Quechua journalists and scholars denounced the Peruvian mainstream media’s coverage of recent political protests, alleging a lack of representation for Indigenous voices in the news. Quechua doctoral students at the University of Texas hosted a webinar on Feb. 20 featuring Indigenous journalists and scholars from various regions of the country.
A little more than a month after the departure of President Pedro Castillo, the Peruvian press has experienced more than 70 cases of aggressions including beatings, insults and vandalism of equipment and facilities by demonstrators, as well as threats, obstruction of coverage and even an attack with rubber bullets by police officers.
Using satellite imagery and geo-referencing, following the trail of trafficking networks and taking care for the safety of journalist and sources are techniques that journalists Yvette Sierra of Mongabay, Joseph Poliszuk of Armando.Info and freelancer Hyury Potter have applied in their investigations of illegal mining in Latin America.
Peruvian-American journalist Daniel Alarcón will receive the Maria Moors Cabot Award from Columbia University on Oct. 11. Alarcón spoke with LJR about the significance of this award, the success of the podcast Radio Ambulante, advice for younger journalists, and about his personal and family projects.
Across Latin America, governments have attempted different models to investigate and prosecute attacks against journalists. It is evident that there is no unified model for creating an office to investigate and prosecute crimes against journalists. Some countries have special prosecutors, while other countries have investigative units. Moreover, the results of their efforts are often difficult to track, according to experts.
Brazil is where a growing aversion to the news is worst, as 54% of Brazilians avoid the news, well above the world average of 38%. In Argentina, 46% now say they avoid news content. The other countries in the region surveyed were Chile (38%), Colombia (38%), Mexico (37%), and Peru (37%).
The COVID-19 pandemic highlighted a silent crisis among journalists: the deterioration of their mental health. In Latin America, ongoing initiatives seek to assess the mental health of journalists. They aim to help them cultivate emotional well-being in an adverse context that, in addition to the pandemic, includes widespread misinformation, as well as violence and hostility against journalists.
Inspired by a global trend, media labs are beginning to emerge within news organizations in Latin America to develop innovative journalism-oriented thinking, accelerate the application of technology, seek solutions to problems, and have an impact.
Media accelerator Velocidad shared lessons learned in 16 months of consulting, follow-up and financial support to ten news outlets in Latin America.

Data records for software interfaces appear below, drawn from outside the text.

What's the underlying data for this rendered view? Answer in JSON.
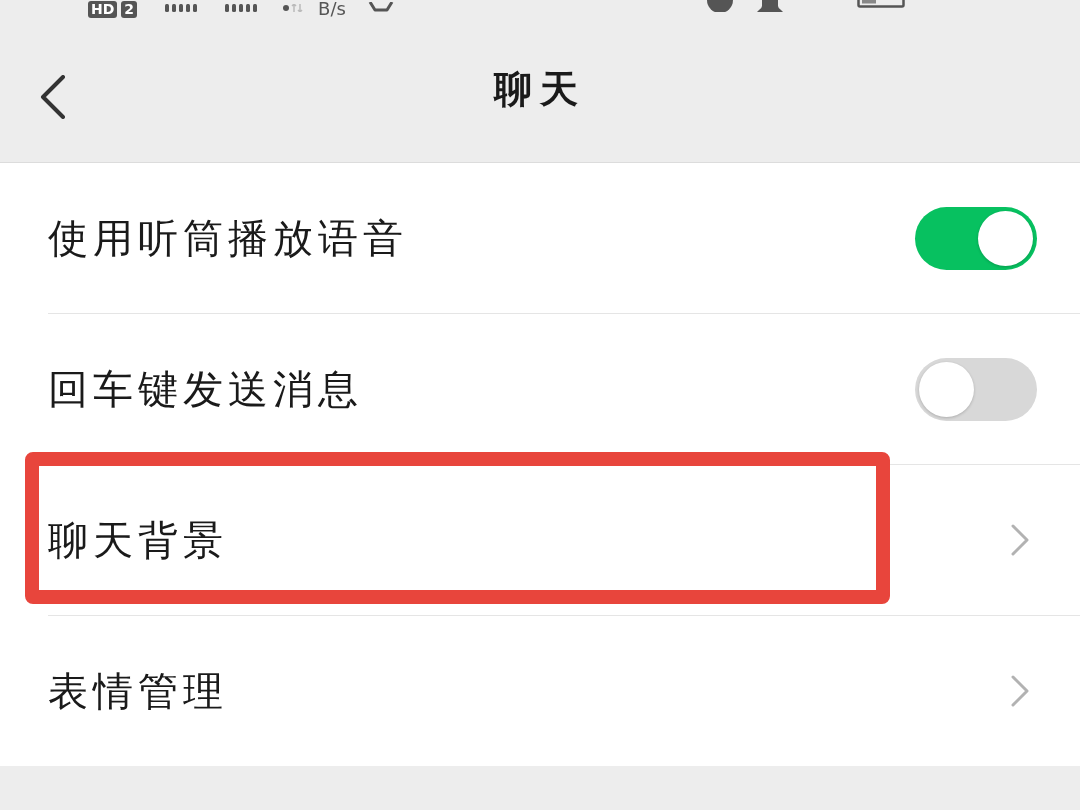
{
  "status_bar": {
    "badges": [
      "HD",
      "2"
    ],
    "speed": "B/s"
  },
  "nav": {
    "title": "聊天"
  },
  "rows": [
    {
      "kind": "toggle",
      "label": "使用听筒播放语音",
      "on": true,
      "highlighted": false
    },
    {
      "kind": "toggle",
      "label": "回车键发送消息",
      "on": false,
      "highlighted": false
    },
    {
      "kind": "link",
      "label": "聊天背景",
      "highlighted": true
    },
    {
      "kind": "link",
      "label": "表情管理",
      "highlighted": false
    }
  ]
}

During this time, these media organizations saw improvements in their organizational structure, audience loyalty, business model and product vision and culture.